## DIRECTIONS FOR THIS TASK
I need the entries printed again word for word, without the images.

BEGIN PROVIDED ENTRIES

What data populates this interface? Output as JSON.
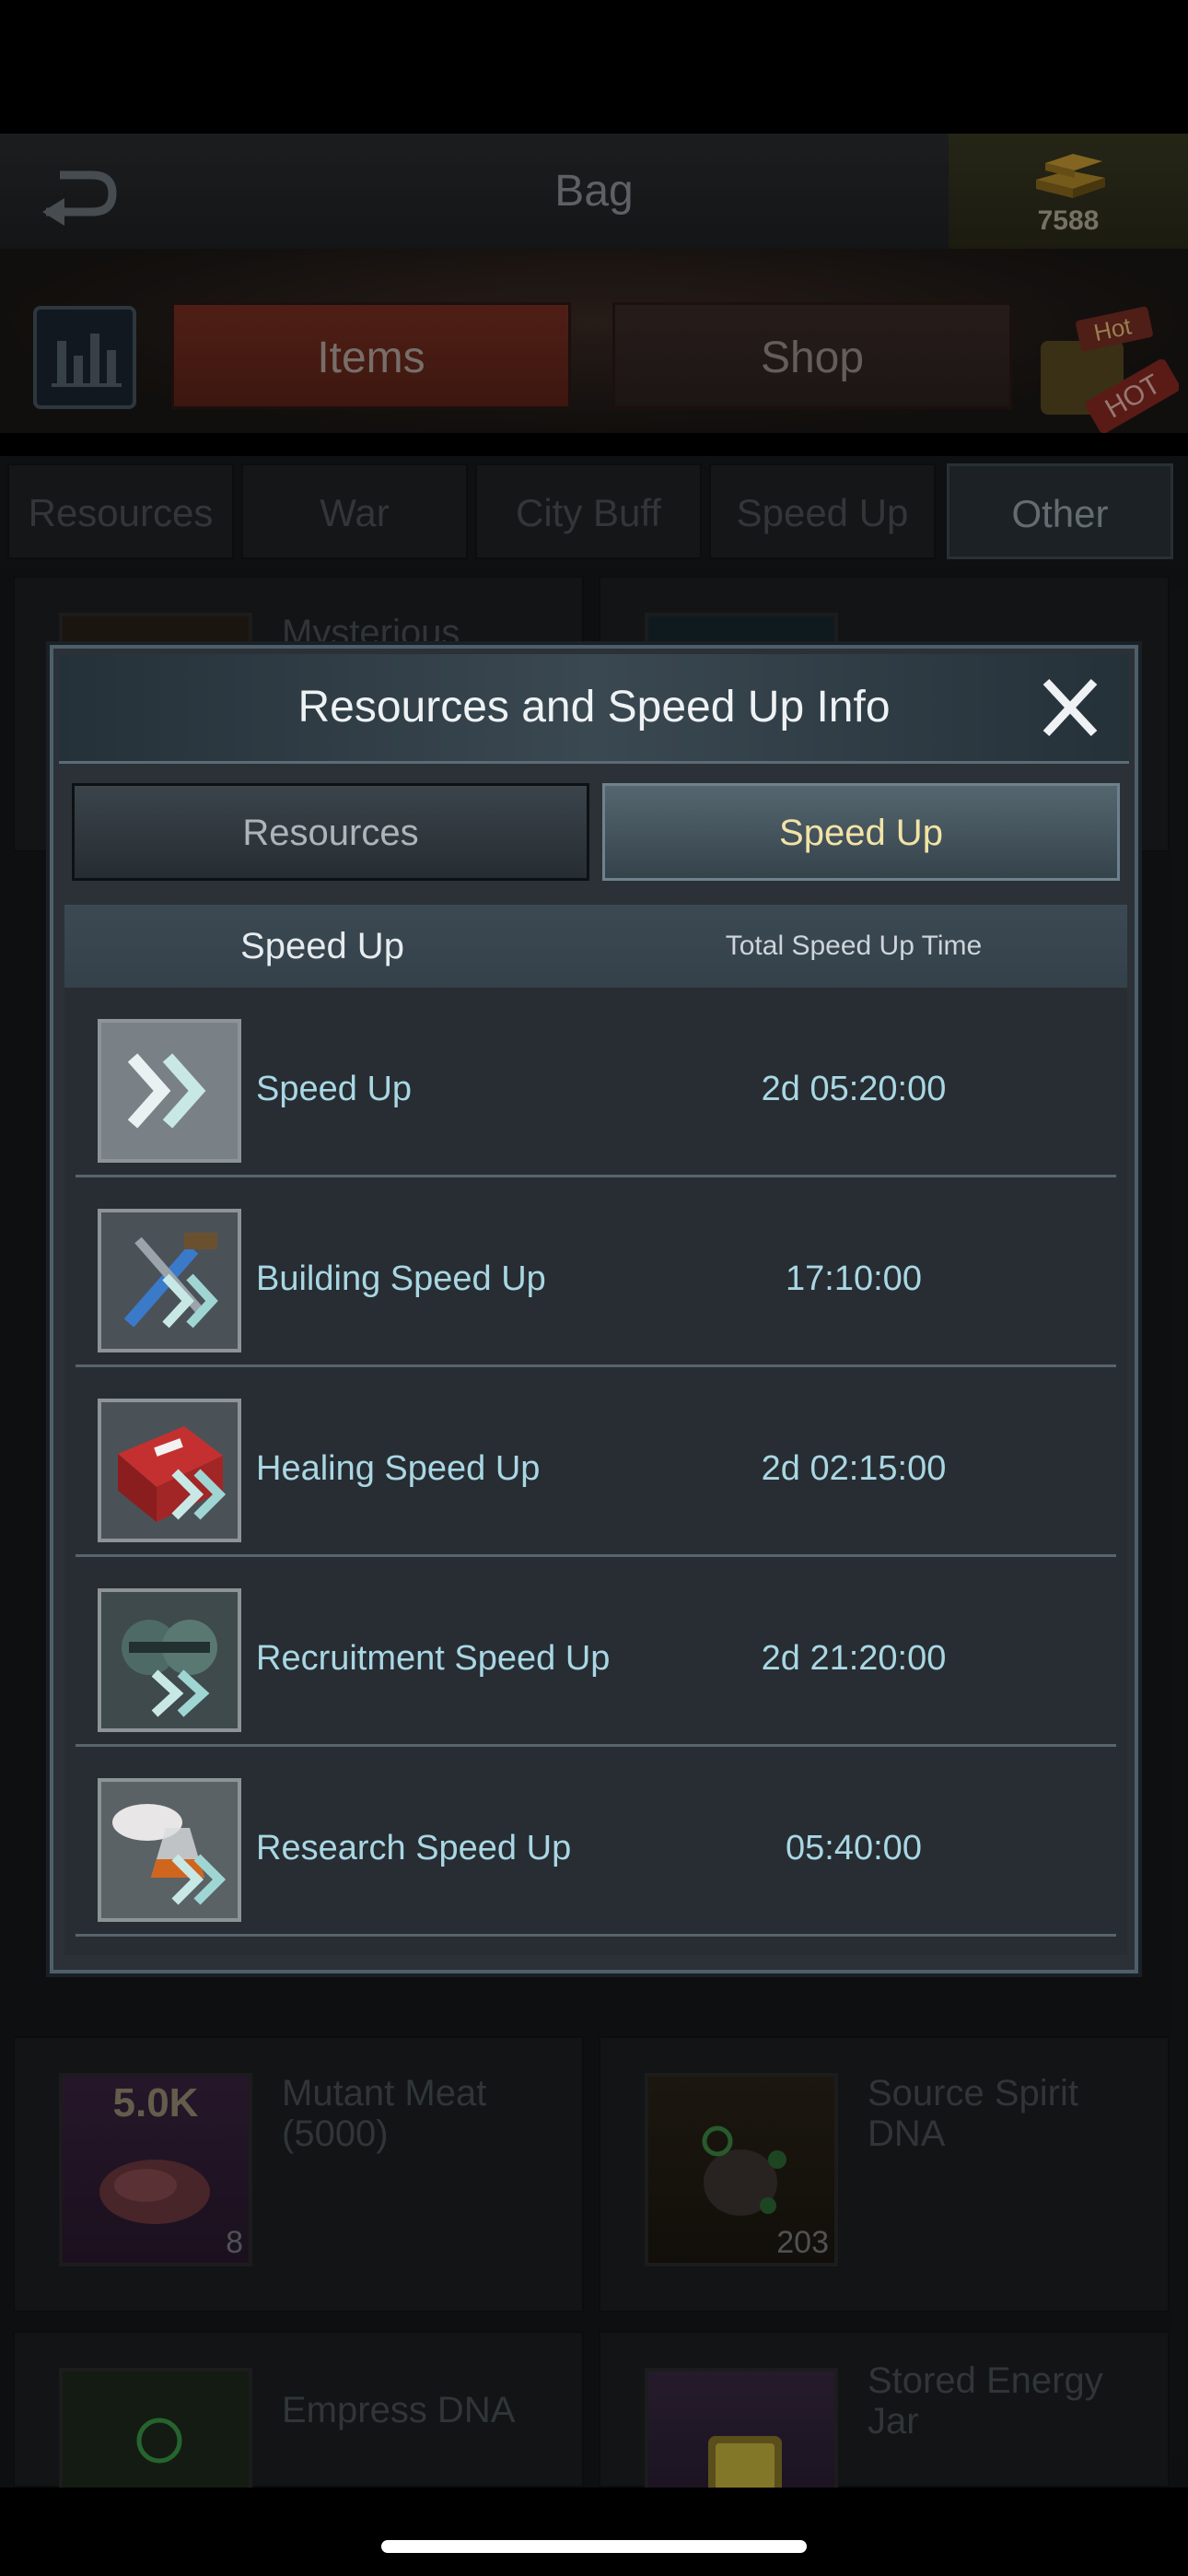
{
  "header": {
    "title": "Bag",
    "gold": "7588"
  },
  "main_tabs": [
    {
      "label": "Items"
    },
    {
      "label": "Shop"
    }
  ],
  "hot_badge": [
    "Hot",
    "HOT"
  ],
  "sub_tabs": [
    {
      "label": "Resources"
    },
    {
      "label": "War"
    },
    {
      "label": "City Buff"
    },
    {
      "label": "Speed Up"
    },
    {
      "label": "Other"
    }
  ],
  "items": [
    {
      "name": "Mysterious",
      "count": "",
      "qty_label": ""
    },
    {
      "name": "Mutant Meat (5000)",
      "count": "8",
      "qty_label": "5.0K"
    },
    {
      "name": "Source Spirit DNA",
      "count": "203",
      "qty_label": ""
    },
    {
      "name": "Empress DNA",
      "count": "",
      "qty_label": ""
    },
    {
      "name": "Stored Energy Jar",
      "count": "",
      "qty_label": ""
    }
  ],
  "modal": {
    "title": "Resources and Speed Up Info",
    "tabs": [
      {
        "label": "Resources"
      },
      {
        "label": "Speed Up"
      }
    ],
    "active_tab": "Speed Up",
    "columns": [
      "Speed Up",
      "Total Speed Up Time"
    ],
    "rows": [
      {
        "label": "Speed Up",
        "time": "2d 05:20:00",
        "icon": "speed-up-icon"
      },
      {
        "label": "Building Speed Up",
        "time": "17:10:00",
        "icon": "building-speed-up-icon"
      },
      {
        "label": "Healing Speed Up",
        "time": "2d 02:15:00",
        "icon": "healing-speed-up-icon"
      },
      {
        "label": "Recruitment Speed Up",
        "time": "2d 21:20:00",
        "icon": "recruitment-speed-up-icon"
      },
      {
        "label": "Research Speed Up",
        "time": "05:40:00",
        "icon": "research-speed-up-icon"
      }
    ]
  },
  "colors": {
    "accent_active_tab_text": "#f2e3a6",
    "row_text": "#a9d7e4",
    "items_tab": "#7a2f22"
  }
}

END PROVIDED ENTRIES

## WRITTEN RESPONSE
What data populates this interface? Output as JSON.
{
  "header": {
    "title": "Bag",
    "gold": "7588"
  },
  "main_tabs": [
    {
      "label": "Items"
    },
    {
      "label": "Shop"
    }
  ],
  "hot_badge": [
    "Hot",
    "HOT"
  ],
  "sub_tabs": [
    {
      "label": "Resources"
    },
    {
      "label": "War"
    },
    {
      "label": "City Buff"
    },
    {
      "label": "Speed Up"
    },
    {
      "label": "Other"
    }
  ],
  "items": [
    {
      "name": "Mysterious",
      "count": "",
      "qty_label": ""
    },
    {
      "name": "Mutant Meat (5000)",
      "count": "8",
      "qty_label": "5.0K"
    },
    {
      "name": "Source Spirit DNA",
      "count": "203",
      "qty_label": ""
    },
    {
      "name": "Empress DNA",
      "count": "",
      "qty_label": ""
    },
    {
      "name": "Stored Energy Jar",
      "count": "",
      "qty_label": ""
    }
  ],
  "modal": {
    "title": "Resources and Speed Up Info",
    "tabs": [
      {
        "label": "Resources"
      },
      {
        "label": "Speed Up"
      }
    ],
    "active_tab": "Speed Up",
    "columns": [
      "Speed Up",
      "Total Speed Up Time"
    ],
    "rows": [
      {
        "label": "Speed Up",
        "time": "2d 05:20:00",
        "icon": "speed-up-icon"
      },
      {
        "label": "Building Speed Up",
        "time": "17:10:00",
        "icon": "building-speed-up-icon"
      },
      {
        "label": "Healing Speed Up",
        "time": "2d 02:15:00",
        "icon": "healing-speed-up-icon"
      },
      {
        "label": "Recruitment Speed Up",
        "time": "2d 21:20:00",
        "icon": "recruitment-speed-up-icon"
      },
      {
        "label": "Research Speed Up",
        "time": "05:40:00",
        "icon": "research-speed-up-icon"
      }
    ]
  },
  "colors": {
    "accent_active_tab_text": "#f2e3a6",
    "row_text": "#a9d7e4",
    "items_tab": "#7a2f22"
  }
}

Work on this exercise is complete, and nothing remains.